Photo: Lot Amorós

Dronecoria, founded by Lot Amorós of Elche, Spain, is applying drone technology for dispersion of pelletized seeds for reforestation. He and his team were awarded $20,000 for their innovative development of a seed-coating method, which is critical for their approach to large scale, low-cost direct sowing of native seeds for ecosystem restoration. Conservation X Labs is a US-based technology and innovation company that “spurs innovative solutions to stop the extinction crisis by harnessing genius solutions” from all over our planet.

Mr. Amorós who presented his project at the cross-cutting seminar Innovative Businesses and Entrepreneurship in Non-Wood Forest Products, 27 and 28 February 2020 in Barcelona, brought one of his light-weight and open-source drone models designed for the dispersion of seeds for global reforestation. Among the challenges they face is the design of the seed coat that must offer both protection from the elements and predators, and help provide nutrition for emerging seedlings. 

As he explained, the technology of seed coating is complex and highly guarded in the agri-food sector. Their goal is to formulate ingredients and methods that are reliable and open sourced for world-wide, low-cost application in direct seeding of many plant and tree species for reforestation. This will reduce costs and limitations associated with transplanting of container seedlings, and open up possibilities for landscape level restoration beyond monoculture plantations.
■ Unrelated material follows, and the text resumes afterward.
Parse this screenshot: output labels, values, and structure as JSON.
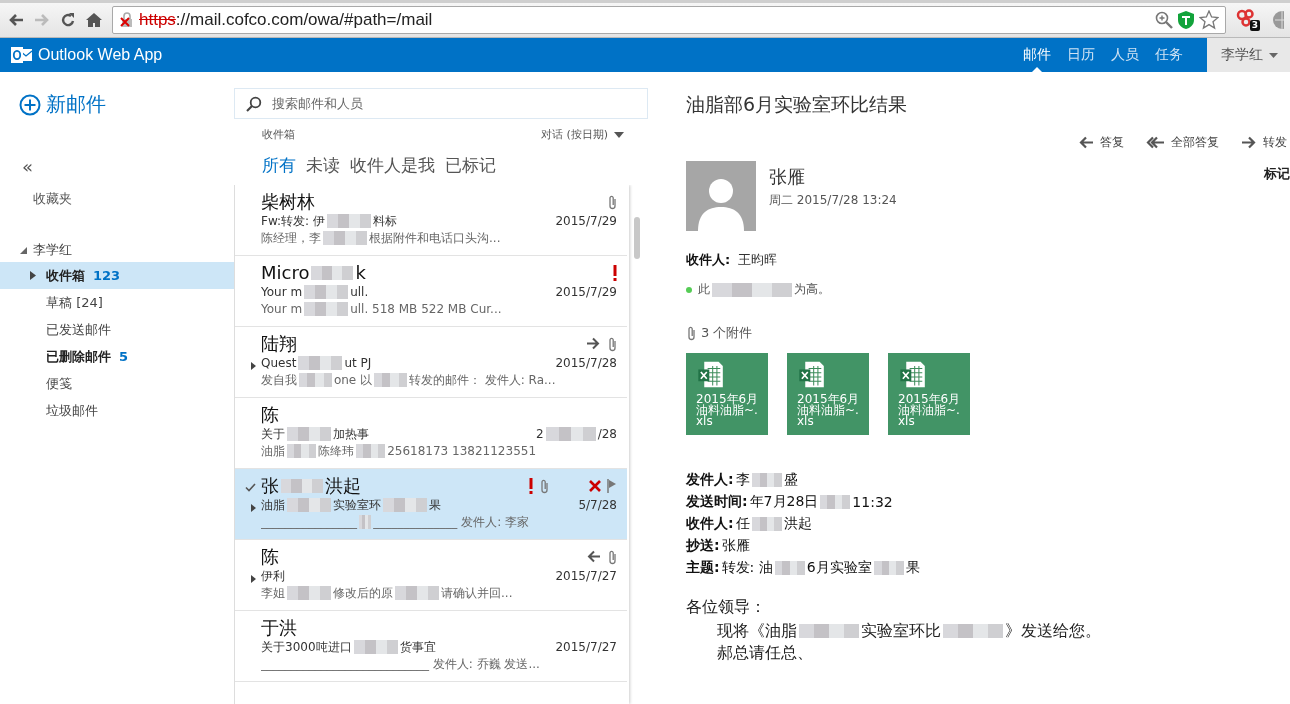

The “Powerful Seeds” approach incorporates three basic technologies: 1) Priming, 2) Seed Coating and 3) Mycorrhizal Inoculation to support plant fungal symbiosis at the time of germination.

Priming of seeds to improve germination is being carried out by Daniel Calatayud of Semillistas in Granada. He experiments with priming techniques using many native seeds from the region. His work demonstrates that priming of seeds prior to direct sowing can prepare them for emergence even when rainfall is scarce. Unreliable germination and emergence are serious obstacles to direct seeding. More than 10,000 seeds were planted in the autumn of 2020 and germination has begun.

For the 2020 pilot project in the Sierra de Lujár of Andalusia, the mycorrhizal inoculations were coordinated by Christine Fischer of CTFC. Within the seed coats of Quercus seeds, spores of the summer truffle Tuber aestivum have been included. Truffle experts from La Rioja, Navarra, Soria and Catalonia have assisted in collection of truffles this past summer. Seedling survival and mycorrhizal status will be evaluated over this coming year. Stay tuned!